The Long Run Phillips Curve
The US stagflationary episode is better explained by the Expectations Augmented Phillips Curve (EAPC). The Chicago School monetarists led by Milton Friedman deconstructed the inflation-unemployment tradeoff suggested by the Phillips Curve. The EAPC demonstrated that the Phillips curve tradeoff holds true only in the short run and it turns vertical in the long run. The policy implication of the long run Phillips Curve is that though lower levels of unemployment can be achieved in the short run by compromising on inflation, in the long run, both inflation and unemployment will end up being higher. This is shown in the graph below. Taking 1981 as the end period (before Paul Volcker’s war on inflation in the 1980s), it can be seen that unemployment has increased by half a percentage point, while inflation has increased by about 8 percentage points from 1961.
Theoretically, in a long enough period, there can be several short run Phillips curves where high GDP growth rates can be achieved with small increases in inflation. In the long run, however, the Phillips curve will be vertical, denoting that there is no tradeoff between the two variables.

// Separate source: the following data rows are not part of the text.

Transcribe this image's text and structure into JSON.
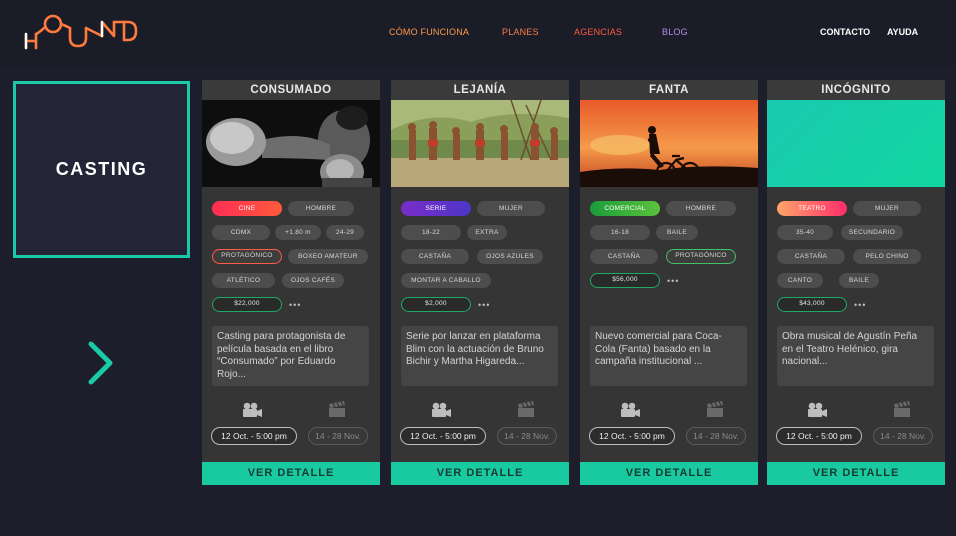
{
  "brand": {
    "logo_letters": [
      "H",
      "O",
      "U",
      "N",
      "D"
    ],
    "colors": {
      "orange": "#ff7a3d",
      "white": "#ffffff",
      "accent": "#19c9a8"
    }
  },
  "nav": {
    "items": [
      {
        "label": "CÓMO FUNCIONA",
        "color": "#ff9a4a"
      },
      {
        "label": "PLANES",
        "color": "#ff7e47"
      },
      {
        "label": "AGENCIAS",
        "color": "#ff5a3d"
      },
      {
        "label": "BLOG",
        "color": "#b48ae6"
      }
    ],
    "right": [
      "CONTACTO",
      "AYUDA"
    ]
  },
  "sidebar": {
    "title": "CASTING",
    "next_icon": "chevron-right-icon"
  },
  "cards": [
    {
      "title": "CONSUMADO",
      "image": "boxer-photo",
      "tags": [
        "CINE",
        "HOMBRE",
        "CDMX",
        "+1.80 m",
        "24-29",
        "PROTAGÓNICO",
        "BOXEO AMATEUR",
        "ATLÉTICO",
        "OJOS CAFÉS"
      ],
      "price": "$22,000",
      "more": "•••",
      "description": "Casting para protagonista de película basada en el libro “Consumado” por Eduardo Rojo...",
      "date": "12 Oct. - 5:00 pm",
      "range": "14 - 28 Nov.",
      "button": "VER DETALLE"
    },
    {
      "title": "LEJANÍA",
      "image": "tribe-photo",
      "tags": [
        "SERIE",
        "MUJER",
        "18-22",
        "EXTRA",
        "CASTAÑA",
        "OJOS AZULES",
        "MONTAR A CABALLO"
      ],
      "price": "$2,000",
      "more": "•••",
      "description": "Serie por lanzar en plataforma Blim con la actuación de Bruno Bichir y Martha Higareda...",
      "date": "12 Oct. - 5:00 pm",
      "range": "14 - 28 Nov.",
      "button": "VER DETALLE"
    },
    {
      "title": "FANTA",
      "image": "sunset-bike-photo",
      "tags": [
        "COMERCIAL",
        "HOMBRE",
        "16-18",
        "BAILE",
        "CASTAÑA",
        "PROTAGÓNICO"
      ],
      "price": "$56,000",
      "more": "•••",
      "description": "Nuevo comercial para Coca-Cola (Fanta) basado en la campaña institucional ...",
      "date": "12 Oct. - 5:00 pm",
      "range": "14 - 28 Nov.",
      "button": "VER DETALLE"
    },
    {
      "title": "INCÓGNITO",
      "image": "teal-placeholder",
      "tags": [
        "TEATRO",
        "MUJER",
        "35-40",
        "SECUNDARIO",
        "CASTAÑA",
        "PELO CHINO",
        "CANTO",
        "BAILE"
      ],
      "price": "$43,000",
      "more": "•••",
      "description": "Obra musical de Agustín Peña en el Teatro Helénico, gira nacional...",
      "date": "12 Oct. - 5:00 pm",
      "range": "14 - 28 Nov.",
      "button": "VER DETALLE"
    }
  ]
}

Due to the inherent nature of democratic cycles, most policy makers in developing countries still try to trade off high GDP growth rate with inflation. Since the political term is for five years, there is a tendency to ride on the short run Phillips Curve. Furthermore, the level of economic activity (GDP) reacts much quicker than inflation – it takes time for the population to adjust their inflation expectations and renegotiate their contracts. Thus, it is always tempting for policy makers to push through policies that increases GDP growth rate immediately (especially, if the elections are around the corner) and worry about inflation in the next term or leave it as a parting gift for the next government.
India saw incredible growth rate between 2004 and 2009 mainly because of policies (both monetary and fiscal) that pushed the GDP growth rate above its potential GDP (See post on Potential GDP). Expansionary fiscal policy through increased welfare spending (MGNREGA, MSP, etc) along with interest rate cuts by the RBI (through sustained pressure by the Finance Ministry) saw GDP growth rates touch 9% for three years. The long run Phillips curve took effect after 2010 where India underwent a stagflationary period of increased inflation and lower growth.

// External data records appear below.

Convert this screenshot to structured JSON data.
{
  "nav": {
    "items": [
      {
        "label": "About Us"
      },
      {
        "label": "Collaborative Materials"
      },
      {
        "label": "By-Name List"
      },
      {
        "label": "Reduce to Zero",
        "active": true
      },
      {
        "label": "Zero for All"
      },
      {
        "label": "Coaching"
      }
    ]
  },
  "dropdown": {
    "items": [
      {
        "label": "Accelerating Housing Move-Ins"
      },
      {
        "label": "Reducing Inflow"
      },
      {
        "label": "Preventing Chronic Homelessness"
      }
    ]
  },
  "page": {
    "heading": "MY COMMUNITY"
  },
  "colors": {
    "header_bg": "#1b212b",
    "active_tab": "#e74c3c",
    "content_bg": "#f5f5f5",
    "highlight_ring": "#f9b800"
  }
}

Much of India’s fiscal policy still aims to take advantage of the short run Phillips curve, despite the knowledge of the consequences it entails. This is precisely the reason why leaving monetary policy in the hands of the government will have disastrous effects. The inherent growth bias in politicians will naturally opt for lower interest rates to push up growth. An independent central bank is not prone to time bound election pressures and will thereby maintain price stability in the long run, which, by itself is conducive to sustainable growth.
Anupam Manur is a Policy Analyst at the Takshashila Institution. He tweets @anupammanur
Read Part II Here